The Star did, eventually, get such a response... an email from Moore... ‘I do regret the mistakes in my piece,’ but added, ‘My point is that they don’t change the conclusion that the no income tax states have substantially outperformed the high income tax states over every period since about 1970...’ It’s not an especially full-throated reckoning, but Pepper says it’s more than Moore offered at the time of the original correction. As she tells it, the statement came only at the end of a ‘snippy’ email exchange in which Moore complained about a July 25 Abouhalkah column further highlighting his errors....
Both Pepper and Brownlee were republishing a piece that had appeared elsewhere first—it was in IBD before the Star—and therefore should have been factchecked already. ‘You assume Heritage has edited these pieces too,’ Pepper says. ‘But, lesson learned. There will be no future Heritage pieces published that don’t get thorough factchecking.’
He lies. There are a lot of them in a small space: By mid-2014, 2007-2012 are not "the last five years". Moore's numbers aren't even the 2007-2012 numbers that he claims they are. Reversing the lies does not leave Moore's argument coherent. That is three, right there.
So, yes, there is a pattern here.
After reading a question from Paul Krugman, I spent an enjoyable part of a week learning more about the 550-330 BC Loyal-Spirit Haxamanishya Great Kings of Persia, chief among them Darayavush the Great:
I am Darayavush, the great king, king of kings, the king of Pârsa, the king of countries, the son of Vishtashpa, the grandson of Arshama, the Haxamanishya.... This is what I have done, by the grace of Ahuramazda have I always acted. Whosoever shall read this inscription hereafter, let that which I have done be believed. You must not hold it to be lies.

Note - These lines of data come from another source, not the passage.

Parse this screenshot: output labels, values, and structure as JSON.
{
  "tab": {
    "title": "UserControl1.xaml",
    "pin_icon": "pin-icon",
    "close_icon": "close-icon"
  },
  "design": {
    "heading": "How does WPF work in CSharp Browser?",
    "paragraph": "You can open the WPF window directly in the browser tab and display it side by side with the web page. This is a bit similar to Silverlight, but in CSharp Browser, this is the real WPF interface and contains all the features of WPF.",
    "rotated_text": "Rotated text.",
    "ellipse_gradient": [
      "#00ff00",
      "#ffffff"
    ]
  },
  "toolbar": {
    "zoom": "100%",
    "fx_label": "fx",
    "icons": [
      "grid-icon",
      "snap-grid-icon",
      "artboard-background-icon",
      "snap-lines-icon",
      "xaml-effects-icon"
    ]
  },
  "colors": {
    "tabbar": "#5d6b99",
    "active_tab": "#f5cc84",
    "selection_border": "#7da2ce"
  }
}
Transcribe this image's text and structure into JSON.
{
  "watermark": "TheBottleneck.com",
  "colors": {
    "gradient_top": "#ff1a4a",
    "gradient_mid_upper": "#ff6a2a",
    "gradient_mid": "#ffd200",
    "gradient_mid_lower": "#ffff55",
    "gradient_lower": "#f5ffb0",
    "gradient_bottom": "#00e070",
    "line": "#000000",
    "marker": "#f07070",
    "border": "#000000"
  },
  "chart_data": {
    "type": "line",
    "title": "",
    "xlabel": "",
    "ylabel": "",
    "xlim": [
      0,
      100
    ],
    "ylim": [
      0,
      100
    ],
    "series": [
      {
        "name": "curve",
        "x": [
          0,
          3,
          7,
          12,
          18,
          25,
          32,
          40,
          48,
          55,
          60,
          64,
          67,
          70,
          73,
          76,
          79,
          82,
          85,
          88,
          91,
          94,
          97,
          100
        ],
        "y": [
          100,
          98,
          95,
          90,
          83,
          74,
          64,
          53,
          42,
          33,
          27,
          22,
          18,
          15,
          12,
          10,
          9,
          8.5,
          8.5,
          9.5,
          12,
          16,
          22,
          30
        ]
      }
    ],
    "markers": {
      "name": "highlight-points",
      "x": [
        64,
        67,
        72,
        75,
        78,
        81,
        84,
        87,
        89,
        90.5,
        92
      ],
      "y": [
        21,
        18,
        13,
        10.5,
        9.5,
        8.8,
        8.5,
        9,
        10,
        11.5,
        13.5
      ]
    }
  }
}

I call Ahuramazda to witness that is true and not lies...
The Persians, we are told, were taught by their prophet Zarathustra to strive to assist their God Ahuramazda--the Great and Good Mind--by focusing the teaching of their young men on three things:
- To ride horses.
- To shoot arrows.
- To tell no lies.
To me, right now, seems to me to be the result of a kind of anti-Persian education: tell lies--even the most transparent ones--whenever convenient to do so.